Alexis Mollomo

Alexis Mollomo’s narrative tableaux at Ogle Gallery combine a loose, contemporary sensibility with a fine-honed channeling of Flemish Renaissance portraiture and landscape painting. In Keep a Snake in your Pocket, her sophomore show at Ogle, she peppers her panels with arcane symbols that suggest myriad interpretations, drawing from psychoanalysis, myth, and shamanism. Totem poles, burning fields spewing portentous clouds, and androgynous figures wearing sexy boots are among her recurring motifs, populating a world that seems post-apocalyptic, yet somehow ripe for hope. Never one to shy from self-examination, she uses the show to confront and exorcise the demons that haunt post-feminist women, herself included. Portraits of faces covered with hornets, butterflies, and moss portray states of conflict, anxiety, and torpor. Marriage shows a man and woman in a wicker boat on stormy seas, their cozy home on the distant shore, the woman vomiting up torrents of algae as her dogged husband keeps on rowing. In I Might Save You, a mother, pushing a symbolic wheelbarrow filled with milk, stands frozen outside her house as the structure catches fire with her son trapped inside. As smoke billows from the roof and nearby animals bolt for the hills, the woman is paralyzed in the split-second before action. Does she do what she’s supposed to do and run into flames to rescue the boy? Abandon him and join the goats and squirrels in their flight? Or avoid the quandary altogether by diving down a dark hole only paces away, which may or may not represent the option of suicide? This a dilemma rarely portrayed in art: the “Oh shit!” moment when heroism and escapism become equally valid Manichean alternatives. Because humans are wired for hope, we expect the mother will snap out of her indecision and do what she would do in a Sandra Bullock film. Fortunately, Mollomo is more interested in ambiguity than in Hollywood endings.
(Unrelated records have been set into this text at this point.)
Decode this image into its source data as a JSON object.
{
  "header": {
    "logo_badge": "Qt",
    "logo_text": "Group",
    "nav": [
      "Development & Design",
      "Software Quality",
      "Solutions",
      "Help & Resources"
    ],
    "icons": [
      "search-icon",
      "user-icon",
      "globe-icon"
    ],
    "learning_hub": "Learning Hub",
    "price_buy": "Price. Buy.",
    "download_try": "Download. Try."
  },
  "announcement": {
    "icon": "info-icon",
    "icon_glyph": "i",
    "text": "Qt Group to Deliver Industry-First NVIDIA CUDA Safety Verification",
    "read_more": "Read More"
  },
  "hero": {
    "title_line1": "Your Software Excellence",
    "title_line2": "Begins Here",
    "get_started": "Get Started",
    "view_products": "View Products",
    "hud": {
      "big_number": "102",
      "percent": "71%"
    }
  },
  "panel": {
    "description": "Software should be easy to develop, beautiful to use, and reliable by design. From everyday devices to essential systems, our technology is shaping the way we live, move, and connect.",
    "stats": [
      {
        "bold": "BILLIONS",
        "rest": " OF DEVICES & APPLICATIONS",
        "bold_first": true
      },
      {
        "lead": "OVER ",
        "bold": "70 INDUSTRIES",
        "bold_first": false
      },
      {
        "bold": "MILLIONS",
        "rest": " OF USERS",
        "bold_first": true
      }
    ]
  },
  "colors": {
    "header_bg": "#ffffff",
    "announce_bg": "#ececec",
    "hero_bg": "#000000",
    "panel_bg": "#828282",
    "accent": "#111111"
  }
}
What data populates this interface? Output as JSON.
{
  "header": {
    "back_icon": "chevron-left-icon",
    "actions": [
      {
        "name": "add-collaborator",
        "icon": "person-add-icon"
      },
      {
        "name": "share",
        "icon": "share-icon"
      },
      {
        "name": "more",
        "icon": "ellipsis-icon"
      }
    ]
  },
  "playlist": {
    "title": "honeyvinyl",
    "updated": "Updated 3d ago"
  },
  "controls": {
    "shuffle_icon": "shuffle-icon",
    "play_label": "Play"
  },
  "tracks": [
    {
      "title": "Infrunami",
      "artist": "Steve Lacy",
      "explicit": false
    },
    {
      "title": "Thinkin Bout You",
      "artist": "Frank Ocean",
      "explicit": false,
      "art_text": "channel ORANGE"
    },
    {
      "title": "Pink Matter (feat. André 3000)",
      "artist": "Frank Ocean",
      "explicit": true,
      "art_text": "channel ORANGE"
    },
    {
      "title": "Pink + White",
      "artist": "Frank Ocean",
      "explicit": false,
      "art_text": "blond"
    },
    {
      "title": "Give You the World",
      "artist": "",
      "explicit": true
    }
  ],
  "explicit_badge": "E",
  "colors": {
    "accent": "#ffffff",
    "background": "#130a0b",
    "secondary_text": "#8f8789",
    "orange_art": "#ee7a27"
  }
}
—“Artists Looking Inward,” Richard Speer, Willamette Week